President Barack Obama’s interview with The Breakfast Club, released the day before Thanksgiving, garnered significant news and reaction due to a simple line about Hispanic evangelicals who vote their conscience. But by narrowly focusing on what Obama said, most (if not all) subsequent analyses miss the broader point about which is why that remark is offensive.
Here’s the Obama quote, within its full context- a broader point on ideological diversity beyond the liberal cloisters of New York, Los Angeles and Washington, D.C:
PRESIDENT BARACK OBAMA: But...but listen. It’s hard winning in Georgia. Just like it’s hard winning in Iowa. Just like it’s hard winning in a lot of the country. And one thing, I think, that I hope the book also reminds us of…yeah, those of us who live in D.C., or New York, or L.A., you know...sometimes, we do not have a good enough sense of how big this country is and how a lot of folks do not accept at all things that we who are living in urban, metropolitan areas just take for granted.
CHARLAMAGNE THA GOD: Oh, I’m from South Carolina. I know.
OBAMA: Yeah, I mean...it’s...you know- you go...there are big chunks of the country- even in our own communities, right? I mean, so...so I deeply believe that people should be treated equally under the law regardless of sexual orientation.
CHARLAMAGNE: I was shocked you talked about that in the book.
OBAMA: But...but we all, you know… I mean, I think that (there are) big chunks of our community where that’s still controversial. People were surprised about a lot of Hispanic folks who voted for Trump. But there are a lot of evangelical Hispanics who...you know… the fact that Trump says racist things about Mexicans or puts detainees...you know... undocumented workers in cages- they think that’s less important than the fact that...you know...he supports their views on gay marriage or abortion.
The widely cited partial quote (starting at “People were surprised…”) comes off as factual and non-controversial, as if Obama were merely stating that there do, in fact, exist Hispanic evangelicals who give greater priority to life issues than they do to immigration. But he didn’t really just make an assertion of fact. Viewed within its full context, Obama’s remark was an expression of contempt similar, in tone and substance, to his infamous “bitter clingers” remark- the exact opposite of an acknowledgment of ideological diversity within the Hispanic community.
Obama’s smears, though, are nothing new to us. And if he feels free to vent about conservative Hispanics who don’t toe the line, it is because there is on the left a permission structure to do so. Listen to Univision anchor Jorge Ramos whine about the same thing to Spain’s El Intermedio a little over two years ago:
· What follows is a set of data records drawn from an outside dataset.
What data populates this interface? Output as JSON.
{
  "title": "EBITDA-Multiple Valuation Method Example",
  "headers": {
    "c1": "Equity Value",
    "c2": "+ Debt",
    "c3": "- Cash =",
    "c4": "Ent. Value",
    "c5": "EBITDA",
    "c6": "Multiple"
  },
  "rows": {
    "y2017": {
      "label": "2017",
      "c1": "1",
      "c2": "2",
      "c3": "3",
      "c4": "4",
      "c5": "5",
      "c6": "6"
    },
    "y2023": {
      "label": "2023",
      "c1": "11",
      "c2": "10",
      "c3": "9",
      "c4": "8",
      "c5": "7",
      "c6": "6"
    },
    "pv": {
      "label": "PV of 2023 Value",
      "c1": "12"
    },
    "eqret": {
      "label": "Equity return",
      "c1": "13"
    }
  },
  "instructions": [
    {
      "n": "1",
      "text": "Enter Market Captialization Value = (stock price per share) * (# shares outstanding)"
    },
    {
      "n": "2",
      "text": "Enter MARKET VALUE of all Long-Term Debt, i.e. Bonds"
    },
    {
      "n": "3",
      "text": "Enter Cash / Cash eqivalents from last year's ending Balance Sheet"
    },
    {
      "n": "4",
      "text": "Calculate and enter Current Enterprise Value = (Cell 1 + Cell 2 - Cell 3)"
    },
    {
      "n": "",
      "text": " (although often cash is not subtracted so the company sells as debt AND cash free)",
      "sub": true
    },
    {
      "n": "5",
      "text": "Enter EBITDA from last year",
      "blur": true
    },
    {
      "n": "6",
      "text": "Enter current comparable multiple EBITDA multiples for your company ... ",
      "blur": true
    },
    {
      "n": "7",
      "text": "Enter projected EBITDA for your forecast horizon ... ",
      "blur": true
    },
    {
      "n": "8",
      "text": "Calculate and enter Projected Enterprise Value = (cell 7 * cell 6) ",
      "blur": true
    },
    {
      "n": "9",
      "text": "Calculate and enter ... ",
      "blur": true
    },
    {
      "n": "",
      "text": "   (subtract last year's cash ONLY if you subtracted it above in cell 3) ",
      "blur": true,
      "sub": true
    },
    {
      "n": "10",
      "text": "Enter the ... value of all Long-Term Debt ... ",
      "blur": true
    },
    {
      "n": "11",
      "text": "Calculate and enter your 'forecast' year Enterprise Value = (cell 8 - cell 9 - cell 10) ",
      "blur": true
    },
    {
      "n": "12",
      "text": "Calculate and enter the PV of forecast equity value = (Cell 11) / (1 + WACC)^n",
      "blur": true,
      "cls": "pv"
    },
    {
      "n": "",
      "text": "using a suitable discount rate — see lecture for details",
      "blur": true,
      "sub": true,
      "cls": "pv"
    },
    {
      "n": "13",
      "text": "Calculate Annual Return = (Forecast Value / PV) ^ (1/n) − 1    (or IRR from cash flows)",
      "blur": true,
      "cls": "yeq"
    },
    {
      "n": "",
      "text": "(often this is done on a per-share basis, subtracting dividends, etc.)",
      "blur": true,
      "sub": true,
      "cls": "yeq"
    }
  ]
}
JORGE RAMOS: There are people that feel totally identified with this country, that believe the same things that Donald Trump believes. If you vote for someone, you partially resemble that. And also that, among Latinos, there are very conservative values that are commonly held with the Republican Party, President Trump’s party. The, the religious issue, the importance of family, the abortion issue. This explains, in part, why one out of three Hispanics vote for Donald Trump and is so conservative.
The common thread between these statements is, aside from the whiny sense of entitlement to the Hispanic vote and seething contempt for those who don’t toe the line, a default labeling of Hispanics who voted for President Donald Trump as social conservatives. But this reveals a further disconnect with the community that both Obama and Ramos claim to champion.
Trump’s 2020 Spanish-language messaging was narrowly limited to anti-socialism, economic empowerment, and law-and-order. There were no Trump ads about abortion or the Supreme Court. The Trump coalition is diverse and the same is true for Trump supporters within the Hispanic community, from Miami-Dade to the Rio Grande Valley and from Lawrence, MA to Los Angeles.
And therein lies the offensive nature of Obama’s remarks. They are not merely a statement of fact but an expression of sneering contempt for those Hispanics who do not conform to what is expected of them. The expectation being, in this case, that Hispanics be single-issue immigration voters that turn out en masse for whomever flings open the border- La Raza über alles. Economic empowerment, personal liberty, school choice, free exercise of religion- all these other issues must become subordinate to immigration and if you vote your conscience or, as Ramos puts it, “feel totally identified with this country” then you are a race-traitor. That’s precisely the point Obama was trying to make within his broader discussion of what gets taken for granted in big liberal cities.
Obama’s been out of office for four years but his demagoguery game, aided and abetted by a Spanish-language media that looked the other way as he smeared a big chunk of the community they claim to champion, is as strong as ever.